> Prompt: Please copy each line below that contains the string "title".

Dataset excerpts

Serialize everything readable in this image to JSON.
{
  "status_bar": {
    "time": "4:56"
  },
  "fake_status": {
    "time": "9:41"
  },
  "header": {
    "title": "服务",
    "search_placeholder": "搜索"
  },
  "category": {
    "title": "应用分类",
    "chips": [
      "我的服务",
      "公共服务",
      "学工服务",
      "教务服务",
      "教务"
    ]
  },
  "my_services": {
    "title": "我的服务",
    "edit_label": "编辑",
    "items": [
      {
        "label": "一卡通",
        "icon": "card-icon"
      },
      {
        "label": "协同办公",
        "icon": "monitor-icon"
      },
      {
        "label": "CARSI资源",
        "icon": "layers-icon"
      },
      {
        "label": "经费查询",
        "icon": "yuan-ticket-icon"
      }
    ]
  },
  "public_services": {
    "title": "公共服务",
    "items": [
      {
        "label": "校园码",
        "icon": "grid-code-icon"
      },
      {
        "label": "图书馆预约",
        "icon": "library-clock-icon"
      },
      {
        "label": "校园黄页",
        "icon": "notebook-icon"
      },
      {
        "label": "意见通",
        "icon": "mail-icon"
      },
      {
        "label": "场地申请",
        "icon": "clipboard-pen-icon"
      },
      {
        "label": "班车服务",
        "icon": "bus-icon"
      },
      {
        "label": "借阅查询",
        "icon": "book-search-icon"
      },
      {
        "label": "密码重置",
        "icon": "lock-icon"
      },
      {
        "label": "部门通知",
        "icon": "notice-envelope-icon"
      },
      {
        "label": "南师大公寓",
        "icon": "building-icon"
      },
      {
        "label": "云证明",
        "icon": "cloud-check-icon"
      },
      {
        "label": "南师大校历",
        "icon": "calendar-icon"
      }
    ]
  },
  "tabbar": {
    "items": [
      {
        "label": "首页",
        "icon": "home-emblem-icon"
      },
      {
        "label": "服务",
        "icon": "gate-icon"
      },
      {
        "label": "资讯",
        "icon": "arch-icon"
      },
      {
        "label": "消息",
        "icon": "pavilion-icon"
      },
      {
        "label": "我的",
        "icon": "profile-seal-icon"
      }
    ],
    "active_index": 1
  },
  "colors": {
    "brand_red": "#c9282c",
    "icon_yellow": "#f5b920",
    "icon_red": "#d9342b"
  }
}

> Final answer:
    "title": "服务",
    "title": "应用分类",
    "title": "我的服务",
    "title": "公共服务",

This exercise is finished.